WORK REQUEST:
Would you restate the data exactly as given?

PROVIDED ENTRIES:

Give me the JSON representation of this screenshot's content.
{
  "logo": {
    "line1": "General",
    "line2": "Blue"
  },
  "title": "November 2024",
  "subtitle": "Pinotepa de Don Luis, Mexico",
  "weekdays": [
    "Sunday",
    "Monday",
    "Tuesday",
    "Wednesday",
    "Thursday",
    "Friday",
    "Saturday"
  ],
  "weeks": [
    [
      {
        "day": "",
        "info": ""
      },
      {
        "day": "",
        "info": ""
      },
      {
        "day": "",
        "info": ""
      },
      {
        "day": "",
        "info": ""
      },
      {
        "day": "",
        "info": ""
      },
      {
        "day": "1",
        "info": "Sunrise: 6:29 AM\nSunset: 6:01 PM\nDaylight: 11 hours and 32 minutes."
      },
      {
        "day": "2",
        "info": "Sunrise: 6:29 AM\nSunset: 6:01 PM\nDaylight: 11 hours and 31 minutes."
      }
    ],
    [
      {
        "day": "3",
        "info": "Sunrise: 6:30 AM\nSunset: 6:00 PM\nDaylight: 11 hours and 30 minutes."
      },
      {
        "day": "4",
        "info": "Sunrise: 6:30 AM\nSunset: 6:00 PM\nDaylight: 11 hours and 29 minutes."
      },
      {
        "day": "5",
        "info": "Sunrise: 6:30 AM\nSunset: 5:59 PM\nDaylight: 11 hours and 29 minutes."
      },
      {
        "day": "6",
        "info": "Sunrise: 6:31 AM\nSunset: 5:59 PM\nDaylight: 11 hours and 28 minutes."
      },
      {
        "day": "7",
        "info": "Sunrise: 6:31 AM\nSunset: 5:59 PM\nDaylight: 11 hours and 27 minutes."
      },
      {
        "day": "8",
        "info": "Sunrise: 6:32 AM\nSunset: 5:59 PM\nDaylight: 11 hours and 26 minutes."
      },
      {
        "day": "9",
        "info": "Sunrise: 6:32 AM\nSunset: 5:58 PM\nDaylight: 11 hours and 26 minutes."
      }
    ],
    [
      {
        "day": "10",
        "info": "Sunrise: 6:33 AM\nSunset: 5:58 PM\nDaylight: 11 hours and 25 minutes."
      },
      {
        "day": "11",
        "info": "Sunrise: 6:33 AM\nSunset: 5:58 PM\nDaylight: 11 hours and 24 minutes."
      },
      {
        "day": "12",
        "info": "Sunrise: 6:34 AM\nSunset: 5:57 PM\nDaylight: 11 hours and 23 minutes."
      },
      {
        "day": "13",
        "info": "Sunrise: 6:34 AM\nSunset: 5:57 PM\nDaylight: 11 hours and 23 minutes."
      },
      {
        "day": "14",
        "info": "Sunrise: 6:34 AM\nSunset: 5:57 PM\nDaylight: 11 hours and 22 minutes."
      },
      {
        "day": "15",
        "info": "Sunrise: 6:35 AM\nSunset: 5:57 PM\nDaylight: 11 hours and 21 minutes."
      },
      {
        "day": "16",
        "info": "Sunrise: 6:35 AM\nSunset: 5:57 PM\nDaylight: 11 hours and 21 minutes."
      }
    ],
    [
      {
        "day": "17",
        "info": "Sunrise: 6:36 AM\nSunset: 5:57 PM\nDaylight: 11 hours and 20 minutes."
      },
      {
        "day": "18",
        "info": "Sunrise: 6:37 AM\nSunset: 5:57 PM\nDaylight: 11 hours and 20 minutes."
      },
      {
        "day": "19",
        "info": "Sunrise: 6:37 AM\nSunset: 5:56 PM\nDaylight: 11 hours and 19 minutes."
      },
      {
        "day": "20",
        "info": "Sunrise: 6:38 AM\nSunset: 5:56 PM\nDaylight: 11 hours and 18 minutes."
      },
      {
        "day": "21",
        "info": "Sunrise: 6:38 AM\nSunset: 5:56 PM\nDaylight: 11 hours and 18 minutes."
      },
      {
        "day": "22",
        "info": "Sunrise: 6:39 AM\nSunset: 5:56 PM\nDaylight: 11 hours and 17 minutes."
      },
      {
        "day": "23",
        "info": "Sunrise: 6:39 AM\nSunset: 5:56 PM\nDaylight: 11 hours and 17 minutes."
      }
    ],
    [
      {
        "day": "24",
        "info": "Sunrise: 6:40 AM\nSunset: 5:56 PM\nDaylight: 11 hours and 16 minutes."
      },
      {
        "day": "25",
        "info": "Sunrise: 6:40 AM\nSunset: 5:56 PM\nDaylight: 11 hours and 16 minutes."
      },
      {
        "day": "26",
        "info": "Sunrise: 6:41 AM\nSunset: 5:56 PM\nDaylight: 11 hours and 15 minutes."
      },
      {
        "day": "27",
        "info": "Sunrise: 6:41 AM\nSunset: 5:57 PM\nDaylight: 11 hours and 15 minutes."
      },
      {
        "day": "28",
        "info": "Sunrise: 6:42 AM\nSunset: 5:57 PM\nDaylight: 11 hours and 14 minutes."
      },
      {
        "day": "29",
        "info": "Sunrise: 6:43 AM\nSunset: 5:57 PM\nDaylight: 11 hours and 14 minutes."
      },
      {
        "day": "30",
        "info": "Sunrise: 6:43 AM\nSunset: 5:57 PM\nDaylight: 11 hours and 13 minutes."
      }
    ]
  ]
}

TASK OUTPUT:
Give me the JSON representation of this screenshot's content.
{
  "logo": {
    "line1": "General",
    "line2": "Blue"
  },
  "title": "November 2024",
  "subtitle": "Pinotepa de Don Luis, Mexico",
  "weekdays": [
    "Sunday",
    "Monday",
    "Tuesday",
    "Wednesday",
    "Thursday",
    "Friday",
    "Saturday"
  ],
  "weeks": [
    [
      {
        "day": "",
        "info": ""
      },
      {
        "day": "",
        "info": ""
      },
      {
        "day": "",
        "info": ""
      },
      {
        "day": "",
        "info": ""
      },
      {
        "day": "",
        "info": ""
      },
      {
        "day": "1",
        "info": "Sunrise: 6:29 AM\nSunset: 6:01 PM\nDaylight: 11 hours and 32 minutes."
      },
      {
        "day": "2",
        "info": "Sunrise: 6:29 AM\nSunset: 6:01 PM\nDaylight: 11 hours and 31 minutes."
      }
    ],
    [
      {
        "day": "3",
        "info": "Sunrise: 6:30 AM\nSunset: 6:00 PM\nDaylight: 11 hours and 30 minutes."
      },
      {
        "day": "4",
        "info": "Sunrise: 6:30 AM\nSunset: 6:00 PM\nDaylight: 11 hours and 29 minutes."
      },
      {
        "day": "5",
        "info": "Sunrise: 6:30 AM\nSunset: 5:59 PM\nDaylight: 11 hours and 29 minutes."
      },
      {
        "day": "6",
        "info": "Sunrise: 6:31 AM\nSunset: 5:59 PM\nDaylight: 11 hours and 28 minutes."
      },
      {
        "day": "7",
        "info": "Sunrise: 6:31 AM\nSunset: 5:59 PM\nDaylight: 11 hours and 27 minutes."
      },
      {
        "day": "8",
        "info": "Sunrise: 6:32 AM\nSunset: 5:59 PM\nDaylight: 11 hours and 26 minutes."
      },
      {
        "day": "9",
        "info": "Sunrise: 6:32 AM\nSunset: 5:58 PM\nDaylight: 11 hours and 26 minutes."
      }
    ],
    [
      {
        "day": "10",
        "info": "Sunrise: 6:33 AM\nSunset: 5:58 PM\nDaylight: 11 hours and 25 minutes."
      },
      {
        "day": "11",
        "info": "Sunrise: 6:33 AM\nSunset: 5:58 PM\nDaylight: 11 hours and 24 minutes."
      },
      {
        "day": "12",
        "info": "Sunrise: 6:34 AM\nSunset: 5:57 PM\nDaylight: 11 hours and 23 minutes."
      },
      {
        "day": "13",
        "info": "Sunrise: 6:34 AM\nSunset: 5:57 PM\nDaylight: 11 hours and 23 minutes."
      },
      {
        "day": "14",
        "info": "Sunrise: 6:34 AM\nSunset: 5:57 PM\nDaylight: 11 hours and 22 minutes."
      },
      {
        "day": "15",
        "info": "Sunrise: 6:35 AM\nSunset: 5:57 PM\nDaylight: 11 hours and 21 minutes."
      },
      {
        "day": "16",
        "info": "Sunrise: 6:35 AM\nSunset: 5:57 PM\nDaylight: 11 hours and 21 minutes."
      }
    ],
    [
      {
        "day": "17",
        "info": "Sunrise: 6:36 AM\nSunset: 5:57 PM\nDaylight: 11 hours and 20 minutes."
      },
      {
        "day": "18",
        "info": "Sunrise: 6:37 AM\nSunset: 5:57 PM\nDaylight: 11 hours and 20 minutes."
      },
      {
        "day": "19",
        "info": "Sunrise: 6:37 AM\nSunset: 5:56 PM\nDaylight: 11 hours and 19 minutes."
      },
      {
        "day": "20",
        "info": "Sunrise: 6:38 AM\nSunset: 5:56 PM\nDaylight: 11 hours and 18 minutes."
      },
      {
        "day": "21",
        "info": "Sunrise: 6:38 AM\nSunset: 5:56 PM\nDaylight: 11 hours and 18 minutes."
      },
      {
        "day": "22",
        "info": "Sunrise: 6:39 AM\nSunset: 5:56 PM\nDaylight: 11 hours and 17 minutes."
      },
      {
        "day": "23",
        "info": "Sunrise: 6:39 AM\nSunset: 5:56 PM\nDaylight: 11 hours and 17 minutes."
      }
    ],
    [
      {
        "day": "24",
        "info": "Sunrise: 6:40 AM\nSunset: 5:56 PM\nDaylight: 11 hours and 16 minutes."
      },
      {
        "day": "25",
        "info": "Sunrise: 6:40 AM\nSunset: 5:56 PM\nDaylight: 11 hours and 16 minutes."
      },
      {
        "day": "26",
        "info": "Sunrise: 6:41 AM\nSunset: 5:56 PM\nDaylight: 11 hours and 15 minutes."
      },
      {
        "day": "27",
        "info": "Sunrise: 6:41 AM\nSunset: 5:57 PM\nDaylight: 11 hours and 15 minutes."
      },
      {
        "day": "28",
        "info": "Sunrise: 6:42 AM\nSunset: 5:57 PM\nDaylight: 11 hours and 14 minutes."
      },
      {
        "day": "29",
        "info": "Sunrise: 6:43 AM\nSunset: 5:57 PM\nDaylight: 11 hours and 14 minutes."
      },
      {
        "day": "30",
        "info": "Sunrise: 6:43 AM\nSunset: 5:57 PM\nDaylight: 11 hours and 13 minutes."
      }
    ]
  ]
}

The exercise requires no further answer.